Scientists in Oklahoma have made a new discovery that they hope will pave the way to preventing drug abuse relapse.
Mike Beckstead, who is leading research at the Oklahoma Medical Research Foundation, says that when a person has a stress-induced drug relapse of meth and cocaine there are chemical changes in the brain.
Those changes have been a mystery, but new research may provide a solution.
"What we are thinking now is that this receptor on the astrocytes, not on the neuron, may be the link that we have been looking for between the stress response and the drug addiction relapse," says Beckstead.
Beckstead says that right now the only treatment options available are for drug overdoses.
For example, Narcan, which can help people who have overdosed on opioids.

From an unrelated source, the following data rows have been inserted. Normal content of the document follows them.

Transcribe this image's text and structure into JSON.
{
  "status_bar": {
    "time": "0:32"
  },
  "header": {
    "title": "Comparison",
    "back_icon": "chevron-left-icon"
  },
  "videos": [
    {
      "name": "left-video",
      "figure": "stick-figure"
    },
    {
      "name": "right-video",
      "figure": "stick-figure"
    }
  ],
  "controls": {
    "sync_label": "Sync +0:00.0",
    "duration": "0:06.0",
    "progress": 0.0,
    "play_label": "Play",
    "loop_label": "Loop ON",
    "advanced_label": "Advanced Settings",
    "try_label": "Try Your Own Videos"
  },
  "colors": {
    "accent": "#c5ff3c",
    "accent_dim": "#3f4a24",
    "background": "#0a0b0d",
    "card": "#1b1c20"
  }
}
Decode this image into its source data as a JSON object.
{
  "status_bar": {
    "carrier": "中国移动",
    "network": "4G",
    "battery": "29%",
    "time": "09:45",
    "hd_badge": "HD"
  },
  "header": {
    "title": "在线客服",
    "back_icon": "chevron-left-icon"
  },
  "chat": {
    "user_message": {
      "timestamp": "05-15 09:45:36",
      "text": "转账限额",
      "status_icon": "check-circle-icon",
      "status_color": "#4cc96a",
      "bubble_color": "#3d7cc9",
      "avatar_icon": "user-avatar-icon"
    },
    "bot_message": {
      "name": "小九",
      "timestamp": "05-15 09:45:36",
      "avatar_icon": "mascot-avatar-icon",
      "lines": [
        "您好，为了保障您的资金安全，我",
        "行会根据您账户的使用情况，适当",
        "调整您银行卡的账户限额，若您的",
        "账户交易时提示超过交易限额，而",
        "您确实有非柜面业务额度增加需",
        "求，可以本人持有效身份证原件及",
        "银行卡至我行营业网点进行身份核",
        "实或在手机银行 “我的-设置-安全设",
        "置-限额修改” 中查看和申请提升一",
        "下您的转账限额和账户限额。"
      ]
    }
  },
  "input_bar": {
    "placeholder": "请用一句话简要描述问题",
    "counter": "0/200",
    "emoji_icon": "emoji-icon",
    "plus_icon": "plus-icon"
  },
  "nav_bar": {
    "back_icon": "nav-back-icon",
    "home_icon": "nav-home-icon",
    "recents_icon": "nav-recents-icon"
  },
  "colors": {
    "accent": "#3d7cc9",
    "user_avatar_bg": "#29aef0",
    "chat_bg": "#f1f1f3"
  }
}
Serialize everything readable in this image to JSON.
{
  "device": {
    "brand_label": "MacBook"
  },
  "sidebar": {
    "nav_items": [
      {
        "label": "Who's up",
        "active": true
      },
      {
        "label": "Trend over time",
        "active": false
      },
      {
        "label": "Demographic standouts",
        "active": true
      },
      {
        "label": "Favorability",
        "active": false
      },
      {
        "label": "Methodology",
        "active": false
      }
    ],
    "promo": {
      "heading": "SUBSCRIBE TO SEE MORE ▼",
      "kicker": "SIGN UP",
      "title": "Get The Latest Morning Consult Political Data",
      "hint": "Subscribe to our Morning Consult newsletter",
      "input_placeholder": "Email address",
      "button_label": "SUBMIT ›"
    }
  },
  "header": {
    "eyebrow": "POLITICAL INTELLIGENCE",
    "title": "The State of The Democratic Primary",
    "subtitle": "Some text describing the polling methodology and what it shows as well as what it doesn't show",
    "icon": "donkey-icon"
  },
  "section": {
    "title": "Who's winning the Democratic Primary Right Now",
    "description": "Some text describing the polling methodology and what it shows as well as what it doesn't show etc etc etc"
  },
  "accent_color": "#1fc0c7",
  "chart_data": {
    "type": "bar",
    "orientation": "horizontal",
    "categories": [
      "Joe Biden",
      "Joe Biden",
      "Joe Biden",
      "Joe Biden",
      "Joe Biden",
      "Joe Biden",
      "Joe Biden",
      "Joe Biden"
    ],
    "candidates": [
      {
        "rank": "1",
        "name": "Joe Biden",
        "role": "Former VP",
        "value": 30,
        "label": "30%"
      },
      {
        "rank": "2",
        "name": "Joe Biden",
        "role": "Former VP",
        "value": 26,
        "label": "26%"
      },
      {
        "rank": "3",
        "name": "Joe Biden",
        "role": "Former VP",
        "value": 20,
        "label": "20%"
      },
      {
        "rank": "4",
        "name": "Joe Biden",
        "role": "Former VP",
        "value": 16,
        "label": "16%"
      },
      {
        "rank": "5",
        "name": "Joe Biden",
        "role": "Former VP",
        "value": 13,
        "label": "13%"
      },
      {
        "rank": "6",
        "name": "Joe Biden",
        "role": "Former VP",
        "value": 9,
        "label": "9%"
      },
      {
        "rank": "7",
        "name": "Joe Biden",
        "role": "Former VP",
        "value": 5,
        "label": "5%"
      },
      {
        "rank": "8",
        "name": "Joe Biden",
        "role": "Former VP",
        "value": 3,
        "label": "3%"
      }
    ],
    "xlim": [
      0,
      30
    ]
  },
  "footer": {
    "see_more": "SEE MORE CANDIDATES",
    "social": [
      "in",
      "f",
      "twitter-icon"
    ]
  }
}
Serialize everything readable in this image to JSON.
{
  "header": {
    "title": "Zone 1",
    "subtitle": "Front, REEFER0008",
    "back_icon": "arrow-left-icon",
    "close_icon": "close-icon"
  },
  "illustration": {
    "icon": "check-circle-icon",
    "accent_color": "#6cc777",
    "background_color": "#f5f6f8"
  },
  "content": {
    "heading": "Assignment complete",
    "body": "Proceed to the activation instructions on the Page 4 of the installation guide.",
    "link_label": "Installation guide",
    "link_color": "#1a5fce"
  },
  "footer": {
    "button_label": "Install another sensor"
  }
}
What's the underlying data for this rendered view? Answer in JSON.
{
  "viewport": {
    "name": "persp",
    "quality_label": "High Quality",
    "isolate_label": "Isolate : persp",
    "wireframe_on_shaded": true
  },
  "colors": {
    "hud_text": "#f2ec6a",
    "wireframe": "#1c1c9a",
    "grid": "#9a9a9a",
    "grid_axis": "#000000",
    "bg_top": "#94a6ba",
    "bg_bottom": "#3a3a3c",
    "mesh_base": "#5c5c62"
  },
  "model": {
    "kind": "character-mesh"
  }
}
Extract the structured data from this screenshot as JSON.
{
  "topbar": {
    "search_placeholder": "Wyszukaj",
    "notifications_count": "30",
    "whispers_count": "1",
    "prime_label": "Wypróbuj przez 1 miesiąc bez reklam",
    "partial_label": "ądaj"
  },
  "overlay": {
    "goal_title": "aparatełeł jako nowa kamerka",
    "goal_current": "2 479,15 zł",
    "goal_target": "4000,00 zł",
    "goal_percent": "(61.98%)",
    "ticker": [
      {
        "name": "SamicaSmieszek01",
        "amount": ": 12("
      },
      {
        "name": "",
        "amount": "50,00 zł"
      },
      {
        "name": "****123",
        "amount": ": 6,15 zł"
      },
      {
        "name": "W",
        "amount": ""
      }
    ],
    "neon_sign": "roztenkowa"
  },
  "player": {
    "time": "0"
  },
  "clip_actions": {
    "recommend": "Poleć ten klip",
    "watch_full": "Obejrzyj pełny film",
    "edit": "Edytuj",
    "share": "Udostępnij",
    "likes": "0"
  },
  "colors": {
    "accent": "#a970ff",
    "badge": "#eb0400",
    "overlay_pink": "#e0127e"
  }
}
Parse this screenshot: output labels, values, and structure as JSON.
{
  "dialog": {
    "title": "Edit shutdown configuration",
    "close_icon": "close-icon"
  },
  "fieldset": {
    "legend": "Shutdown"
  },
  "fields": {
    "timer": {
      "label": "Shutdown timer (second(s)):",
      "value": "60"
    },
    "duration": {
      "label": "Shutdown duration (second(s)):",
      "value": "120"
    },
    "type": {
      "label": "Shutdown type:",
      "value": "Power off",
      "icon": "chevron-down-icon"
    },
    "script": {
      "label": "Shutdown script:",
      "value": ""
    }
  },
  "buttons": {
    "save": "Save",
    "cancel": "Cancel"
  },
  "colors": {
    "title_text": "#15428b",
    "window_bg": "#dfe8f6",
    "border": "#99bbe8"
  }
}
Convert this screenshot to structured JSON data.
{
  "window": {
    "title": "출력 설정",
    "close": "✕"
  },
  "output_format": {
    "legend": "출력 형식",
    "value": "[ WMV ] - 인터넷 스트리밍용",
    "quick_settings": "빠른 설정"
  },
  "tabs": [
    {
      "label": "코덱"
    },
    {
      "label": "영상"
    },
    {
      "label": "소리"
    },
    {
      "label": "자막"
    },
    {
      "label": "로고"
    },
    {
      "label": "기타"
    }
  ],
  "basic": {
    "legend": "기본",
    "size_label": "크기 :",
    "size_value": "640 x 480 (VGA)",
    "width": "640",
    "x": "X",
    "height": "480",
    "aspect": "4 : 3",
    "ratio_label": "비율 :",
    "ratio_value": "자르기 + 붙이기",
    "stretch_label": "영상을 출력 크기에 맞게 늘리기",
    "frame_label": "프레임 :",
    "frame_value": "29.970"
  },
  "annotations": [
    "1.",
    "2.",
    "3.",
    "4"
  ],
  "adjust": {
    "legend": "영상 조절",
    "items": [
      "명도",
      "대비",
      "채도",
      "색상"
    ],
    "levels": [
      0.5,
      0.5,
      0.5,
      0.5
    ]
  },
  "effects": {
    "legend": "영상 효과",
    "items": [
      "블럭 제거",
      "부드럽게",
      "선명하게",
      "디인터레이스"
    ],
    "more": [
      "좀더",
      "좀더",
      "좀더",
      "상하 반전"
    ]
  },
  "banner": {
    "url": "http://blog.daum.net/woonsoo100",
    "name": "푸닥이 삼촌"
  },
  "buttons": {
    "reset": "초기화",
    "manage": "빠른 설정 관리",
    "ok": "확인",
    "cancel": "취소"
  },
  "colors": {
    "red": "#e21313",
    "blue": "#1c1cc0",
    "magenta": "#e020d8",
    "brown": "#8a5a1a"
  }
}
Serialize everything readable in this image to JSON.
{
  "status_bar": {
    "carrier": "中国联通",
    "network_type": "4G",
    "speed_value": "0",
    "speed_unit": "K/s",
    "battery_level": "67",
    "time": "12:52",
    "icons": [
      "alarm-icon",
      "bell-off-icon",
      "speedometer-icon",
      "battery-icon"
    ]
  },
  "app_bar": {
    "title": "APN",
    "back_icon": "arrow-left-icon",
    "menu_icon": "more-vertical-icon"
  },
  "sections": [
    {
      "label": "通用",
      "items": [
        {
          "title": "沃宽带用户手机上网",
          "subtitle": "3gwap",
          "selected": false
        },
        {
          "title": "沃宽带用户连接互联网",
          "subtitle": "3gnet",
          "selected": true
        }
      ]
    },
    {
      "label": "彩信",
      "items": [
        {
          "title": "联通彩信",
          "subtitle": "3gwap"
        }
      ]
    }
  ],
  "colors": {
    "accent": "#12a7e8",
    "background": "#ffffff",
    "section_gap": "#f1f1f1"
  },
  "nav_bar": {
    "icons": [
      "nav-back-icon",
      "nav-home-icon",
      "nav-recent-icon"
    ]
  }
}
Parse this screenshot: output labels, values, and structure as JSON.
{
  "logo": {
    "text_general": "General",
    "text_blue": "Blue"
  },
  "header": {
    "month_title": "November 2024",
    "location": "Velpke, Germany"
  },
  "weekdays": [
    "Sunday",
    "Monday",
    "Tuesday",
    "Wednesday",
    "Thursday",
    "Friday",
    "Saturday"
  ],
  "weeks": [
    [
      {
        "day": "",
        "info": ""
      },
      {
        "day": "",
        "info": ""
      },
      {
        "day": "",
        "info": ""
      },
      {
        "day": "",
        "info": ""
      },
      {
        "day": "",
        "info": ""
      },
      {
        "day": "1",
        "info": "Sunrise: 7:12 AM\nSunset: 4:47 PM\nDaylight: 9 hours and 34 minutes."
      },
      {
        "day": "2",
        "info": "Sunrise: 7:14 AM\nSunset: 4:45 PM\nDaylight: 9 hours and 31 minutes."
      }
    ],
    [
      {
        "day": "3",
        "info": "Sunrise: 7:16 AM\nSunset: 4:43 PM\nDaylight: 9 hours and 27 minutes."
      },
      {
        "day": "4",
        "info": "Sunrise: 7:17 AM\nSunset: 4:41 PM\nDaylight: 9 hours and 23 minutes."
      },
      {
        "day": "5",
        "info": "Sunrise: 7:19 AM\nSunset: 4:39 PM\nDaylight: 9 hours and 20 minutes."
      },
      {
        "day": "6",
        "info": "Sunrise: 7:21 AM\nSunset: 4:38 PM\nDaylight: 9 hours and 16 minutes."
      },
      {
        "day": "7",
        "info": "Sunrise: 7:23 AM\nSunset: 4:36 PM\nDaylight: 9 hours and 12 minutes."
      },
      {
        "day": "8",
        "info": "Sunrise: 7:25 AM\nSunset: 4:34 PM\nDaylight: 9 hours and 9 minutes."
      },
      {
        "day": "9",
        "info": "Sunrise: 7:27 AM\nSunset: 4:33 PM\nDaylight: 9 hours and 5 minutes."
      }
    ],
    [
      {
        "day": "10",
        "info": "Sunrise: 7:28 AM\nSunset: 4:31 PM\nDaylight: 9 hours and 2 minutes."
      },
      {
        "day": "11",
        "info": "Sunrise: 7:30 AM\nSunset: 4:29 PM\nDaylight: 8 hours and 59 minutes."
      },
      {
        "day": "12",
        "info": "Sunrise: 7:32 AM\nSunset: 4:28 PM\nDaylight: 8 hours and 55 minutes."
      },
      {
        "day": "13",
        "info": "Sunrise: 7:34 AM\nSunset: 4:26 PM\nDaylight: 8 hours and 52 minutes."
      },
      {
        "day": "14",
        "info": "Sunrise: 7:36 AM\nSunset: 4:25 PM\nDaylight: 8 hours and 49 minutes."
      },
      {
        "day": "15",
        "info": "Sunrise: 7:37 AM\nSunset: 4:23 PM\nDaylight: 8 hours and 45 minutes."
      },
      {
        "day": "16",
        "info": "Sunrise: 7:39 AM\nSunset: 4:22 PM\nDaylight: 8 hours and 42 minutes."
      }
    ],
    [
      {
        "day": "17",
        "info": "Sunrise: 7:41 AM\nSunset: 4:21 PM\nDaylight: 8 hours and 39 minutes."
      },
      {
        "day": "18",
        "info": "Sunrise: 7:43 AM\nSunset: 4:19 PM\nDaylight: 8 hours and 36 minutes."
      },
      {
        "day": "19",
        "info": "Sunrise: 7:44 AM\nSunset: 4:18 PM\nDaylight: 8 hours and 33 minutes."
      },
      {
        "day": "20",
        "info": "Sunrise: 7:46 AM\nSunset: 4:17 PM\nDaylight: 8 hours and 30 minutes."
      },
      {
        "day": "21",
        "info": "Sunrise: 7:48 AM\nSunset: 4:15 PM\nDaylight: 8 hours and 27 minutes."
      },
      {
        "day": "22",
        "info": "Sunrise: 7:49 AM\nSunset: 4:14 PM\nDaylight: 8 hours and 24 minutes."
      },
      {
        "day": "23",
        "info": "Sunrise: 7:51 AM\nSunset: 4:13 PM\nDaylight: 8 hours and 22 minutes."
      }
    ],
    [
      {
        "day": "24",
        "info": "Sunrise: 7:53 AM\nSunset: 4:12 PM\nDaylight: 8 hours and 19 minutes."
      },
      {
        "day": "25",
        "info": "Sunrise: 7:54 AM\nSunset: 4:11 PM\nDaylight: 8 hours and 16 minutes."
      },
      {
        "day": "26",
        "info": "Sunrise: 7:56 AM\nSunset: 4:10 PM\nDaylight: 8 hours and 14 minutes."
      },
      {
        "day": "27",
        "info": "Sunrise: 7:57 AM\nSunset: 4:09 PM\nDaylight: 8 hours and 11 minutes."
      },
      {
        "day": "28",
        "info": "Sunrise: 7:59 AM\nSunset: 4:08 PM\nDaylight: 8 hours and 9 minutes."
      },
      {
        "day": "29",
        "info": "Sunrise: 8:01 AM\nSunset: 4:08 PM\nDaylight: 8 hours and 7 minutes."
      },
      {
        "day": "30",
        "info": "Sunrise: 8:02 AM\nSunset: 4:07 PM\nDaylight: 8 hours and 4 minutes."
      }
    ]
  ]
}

He says there is no therapeutic medication that people can take that treats the addictive process itself. Behavioral interventions, clinics and rehab are best options available right now.
That is why researchers are trying to develop something new.
If something is put on the market to help prevent a drug relapse, he says that person would also have to want to make a change.
"I think the same would be true for a drug, if we could establish a pill someone could take, it would have to work in concert with someone wanting to stop and some behavioral therapy going on at the same time," Beckstead says.
The next step is further testing on animals, and then after that they will begin testing this research on people and develop a therapeutic.
To learn more about the Oklahoma Medical Research Foundation, click here.